A few years ago, a friend of mine made jam for the first time. I was shocked that it was so ridiculously easy to make. Shocked, I tell you. I immediately went out and bought the supplies. I have never looked back.
Blueberries are in season here. Peaches are just about there. Strawberries are almost done. It's a good time to make jam in North Carolina, folks. I was at the farmer's market a couple weeks ago and found some amazing peaches from South Carolina. I love peaches and blueberries together so I bought a little of both.
I have found that you probably have tools around the house that will work for making jam, but they might not make your life easier. I recommend getting the right tools as much for convenience as safety. You are going to be working with some hot stuff here, a lot of boiling water and boiling fruit pulp and sugar. It splatters. It hurts. Buy the right tools. Before you do, ask a friend. Know anyone who makes jam? Perhaps they can help you with your first batch. Get a feel for it and buy the right tools. It'll cost you about $30 and here's what you need.
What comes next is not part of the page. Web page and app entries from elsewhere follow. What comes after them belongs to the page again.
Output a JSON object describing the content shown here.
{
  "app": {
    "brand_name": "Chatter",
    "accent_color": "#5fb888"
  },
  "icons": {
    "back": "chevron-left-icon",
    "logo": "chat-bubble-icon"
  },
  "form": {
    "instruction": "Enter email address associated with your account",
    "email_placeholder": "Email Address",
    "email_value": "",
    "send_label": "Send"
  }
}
a canning funnel.
the bottom is very wide and fits snugly into jam jars.
they fit the top and around the side of canning jars of all sizes.
the canning pot. it's the black one. you can see how much larger it is than my largest stock pot.
be careful! there's a lot of water in here and it needs to come to a vigorous boil.
You also need jars and lids. Use the half pint jars. The jars can be reused as long as they are not chipped, cracked or broken in any way. I don't reuse lids. Lids rust very easily and a box of new lids is just a few bucks. The final ingredient you need is pectin, but we'll get to that later.
When you get ready to make jam, the first thing you want to do is get you water going in the canning pot. You need a lot of water and it will take a while to get boiling. The next thing you want to do is prepare your jars. When making jam, remember the immortal words of Buster Poindexter. "HOT! HOT! HOT!" Everything you are working with needs to be hot. For this reason, it might be best to banish the small people from your kitchen. Perhaps a middle schooler could help once you get the hang of this, but for anyone younger, they will be in the way. Best to do this during school or nap time. So, your mantra...HOT HOT HOT. Say it with me.
HOT HOT HOT
HOT HOT HOT
HOT HOT HOT
You're putting boiling hot jam into glass that's going to go into boiling water. Your jars need to be hot. If not, they will crack when submerged into the boiling water. Trust me on this. Now, how to achieve this if your kitchen isn't as well equipped as Martha Stewart's? Here's my trick. Turn your oven on 250. Line a sheet pan/cookie sheet WITH SIDES with a kitchen towel. Line up the jars on the pan and fill to the top with boiling water. Put the lids on the pan and place in the oven until you need them. Works every time!
Here is where I reach an impasse with the rest of The Canning World. They will tell you to "sterilize" the jars. I clean my jars then do what I just said. I pour hot water in them and keep them warm in the oven. My jars are clean. Period. The extra step to sterilize them seems extraneous to me. You are putting boiling fruit pulp and sugar into warm jars then submersing them into boiling water for 10 minutes. The boiling process is going to create a seal in the jar. If you're the germaphobe type, knock yourself out. Sterilize away. Me? I've never had a problem. Moving on.
At this point we have our supplies in place. We're ready to make jam which we will continue tomorrow. I will leave you with this bit of light reading from the USDA. Good stuff here, folks.
USDA Guide for Making Jams and Jellies